      As I wrote in the article, Megumi was the first singer I ever liked and a lot of her famous anime songs have a dance-oriented arrangement with some Komuro influences (90s + J-pop = Komuro, that's quite the equation). I remember listening to her songs and finding them kind of similar to some pop-dance songs of the West, but from a past time. It was very strange, but cool, at the same time.

      Thank you for the feedback, J-Canuck.

      Delete
    2. Always a pleasure, Marcos V. Let me clarify about me finding a lot of arrangements very outdated. I actually like them that way. As much as I like some of the current J-R&B there, it's always nice to hear the older stuff as well, and a number of the anime songs kinda brings that back to me. :)

      Delete
  2. I like Megumi Hayashibara she sing the opening and ending of the anime Saber Marionette J, J to X anda I love that anime I know that she sings another animes' song and about Italo-disco and eurobeat I like so much that style in the 80's had much influence of that genre I like groups like bad boys blue, modern talking, Sandra, C C Catch, Raf (selfcontrol), Yuri Shatunov in Russia etc etc :)

    ReplyDelete
    Replies
    1. Hi, jarteaga obregon.

      Are you from Latin America? I'm from Brazil and I know that Saber Marionette series are huge in Latin's America anime fandom. I became a real Megumi fan after listening to the openings and endings to those series. "Lively Motion", ending of J to X, is probably my favorite Megumi song from all times, and I might make an article about it someday.
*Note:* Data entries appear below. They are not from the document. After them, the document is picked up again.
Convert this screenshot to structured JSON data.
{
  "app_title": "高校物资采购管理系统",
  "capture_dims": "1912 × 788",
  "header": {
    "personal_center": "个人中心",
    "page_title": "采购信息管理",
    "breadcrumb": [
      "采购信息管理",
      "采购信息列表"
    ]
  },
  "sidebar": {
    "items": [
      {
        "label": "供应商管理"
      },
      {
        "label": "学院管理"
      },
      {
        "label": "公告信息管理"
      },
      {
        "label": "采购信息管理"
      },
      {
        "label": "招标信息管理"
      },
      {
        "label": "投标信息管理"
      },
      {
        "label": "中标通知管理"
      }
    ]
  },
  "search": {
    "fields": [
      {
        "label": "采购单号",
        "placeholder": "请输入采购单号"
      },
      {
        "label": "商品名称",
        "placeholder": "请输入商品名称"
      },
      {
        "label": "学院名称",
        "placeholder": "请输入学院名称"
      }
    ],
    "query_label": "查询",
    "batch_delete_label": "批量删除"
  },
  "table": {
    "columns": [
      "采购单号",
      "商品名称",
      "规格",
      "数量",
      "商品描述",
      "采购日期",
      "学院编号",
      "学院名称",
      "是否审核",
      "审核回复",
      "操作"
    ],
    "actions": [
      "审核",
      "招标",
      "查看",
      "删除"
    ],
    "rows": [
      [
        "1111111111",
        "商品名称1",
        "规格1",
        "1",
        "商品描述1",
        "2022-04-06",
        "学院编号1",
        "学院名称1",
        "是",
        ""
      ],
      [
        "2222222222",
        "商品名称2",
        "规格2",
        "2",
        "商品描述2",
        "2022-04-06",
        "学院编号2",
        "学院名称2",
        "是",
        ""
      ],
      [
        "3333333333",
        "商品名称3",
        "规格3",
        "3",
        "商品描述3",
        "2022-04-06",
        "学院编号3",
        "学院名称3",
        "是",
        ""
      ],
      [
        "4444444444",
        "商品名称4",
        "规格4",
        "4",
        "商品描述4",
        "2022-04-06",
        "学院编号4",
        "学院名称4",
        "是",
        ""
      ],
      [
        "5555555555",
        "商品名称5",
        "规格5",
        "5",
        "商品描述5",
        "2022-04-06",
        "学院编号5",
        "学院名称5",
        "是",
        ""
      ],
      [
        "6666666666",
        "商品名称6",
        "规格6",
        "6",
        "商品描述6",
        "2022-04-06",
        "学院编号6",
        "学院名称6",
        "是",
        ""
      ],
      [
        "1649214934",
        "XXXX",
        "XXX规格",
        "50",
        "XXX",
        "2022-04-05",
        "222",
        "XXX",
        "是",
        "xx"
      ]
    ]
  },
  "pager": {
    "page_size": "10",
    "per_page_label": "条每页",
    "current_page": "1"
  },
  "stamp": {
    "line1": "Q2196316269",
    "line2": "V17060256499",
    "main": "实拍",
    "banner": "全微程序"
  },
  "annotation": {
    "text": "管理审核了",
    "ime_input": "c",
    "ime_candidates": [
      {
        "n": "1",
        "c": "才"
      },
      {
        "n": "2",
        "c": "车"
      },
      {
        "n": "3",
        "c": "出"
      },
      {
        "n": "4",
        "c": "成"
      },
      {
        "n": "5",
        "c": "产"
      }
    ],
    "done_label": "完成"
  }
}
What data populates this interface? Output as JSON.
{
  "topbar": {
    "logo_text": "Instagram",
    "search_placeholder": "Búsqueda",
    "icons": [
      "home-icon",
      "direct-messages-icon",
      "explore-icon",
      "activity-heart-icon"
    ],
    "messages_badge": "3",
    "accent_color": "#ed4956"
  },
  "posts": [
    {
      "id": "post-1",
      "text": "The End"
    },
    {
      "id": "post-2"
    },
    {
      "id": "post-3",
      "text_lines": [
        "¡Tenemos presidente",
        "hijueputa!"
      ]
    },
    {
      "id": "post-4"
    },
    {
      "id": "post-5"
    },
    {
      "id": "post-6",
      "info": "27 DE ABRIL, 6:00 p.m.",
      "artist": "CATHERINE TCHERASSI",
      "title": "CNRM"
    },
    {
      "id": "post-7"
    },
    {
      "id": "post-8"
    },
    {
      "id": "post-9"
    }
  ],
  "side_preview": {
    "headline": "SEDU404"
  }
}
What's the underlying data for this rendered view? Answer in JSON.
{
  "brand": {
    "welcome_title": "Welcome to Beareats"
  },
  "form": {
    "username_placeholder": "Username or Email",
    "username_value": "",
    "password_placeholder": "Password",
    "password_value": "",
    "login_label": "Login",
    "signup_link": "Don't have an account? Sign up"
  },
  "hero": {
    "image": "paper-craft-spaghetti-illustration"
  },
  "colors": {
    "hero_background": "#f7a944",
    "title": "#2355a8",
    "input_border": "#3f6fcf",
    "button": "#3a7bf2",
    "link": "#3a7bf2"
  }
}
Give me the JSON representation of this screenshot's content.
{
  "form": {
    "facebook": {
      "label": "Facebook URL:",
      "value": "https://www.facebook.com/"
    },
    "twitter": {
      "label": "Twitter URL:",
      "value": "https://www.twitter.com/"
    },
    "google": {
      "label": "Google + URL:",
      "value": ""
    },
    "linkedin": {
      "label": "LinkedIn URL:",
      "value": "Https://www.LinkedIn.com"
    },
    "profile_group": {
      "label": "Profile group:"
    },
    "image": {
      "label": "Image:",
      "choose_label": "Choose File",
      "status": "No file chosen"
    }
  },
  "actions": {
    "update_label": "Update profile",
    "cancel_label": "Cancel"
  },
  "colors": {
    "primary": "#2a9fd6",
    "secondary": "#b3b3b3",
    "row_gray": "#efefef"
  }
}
But "Successful Mission", "I'll Be There" and "Proof of Myself" are excellent too. Even "Hesitation", from the OVA J Again, is very good. Indeed, if I had to choose a favorite anime, it would be Saber Marionette J.

      About Italo-disco and eurobeat, I like Sandra a lot too. My personal favorites are Eddy Huntington and Tom Hooker. But a lot of great songs from the genre are from one-time projects which resulted in one or two singles.

      More about Sandra, I don't know if you like "Arabesque" (Sandra's group before going solo). They were huge in Japan and their last two albums ("Dance Dance Dance" and "Time To Say Goodbye") are very good early italo productions.

      Delete
  3. Forever Dreamer is wonderful. My own favourite track is Nostalgic Lover. In the very early days of internet someone in Vancouver, if I remember right, did set up a Megumi Hayashibara Internet Fan Club. Naturally I had to join it and receive a membership card. Then the club admin announced he is taking a break because of illness, and I think I never heard anything more. Sometimes I wonder what happened to him, but all the clues and tracks of that short-lived virtual society have disappeared.

    However, I am still carrying the card.

    ReplyDelete
    Replies
    1. I love Nostalgic Lover, and I think of it as a hidden gem as well. It carries a somewhat pop-rock/new wave vibe from the 80s. And it's one of my favorites songs from her "Bertemu" album.

      It's a pity that this Fan Club has disappeared. There isn't enough information about Megumi's singing career in English around the internet. It's probably because she is more recognizable as a seiyuu.

      And I would keep the card too.

      Delete

Feel free to provide any comments (pro or con). Just be civil about it.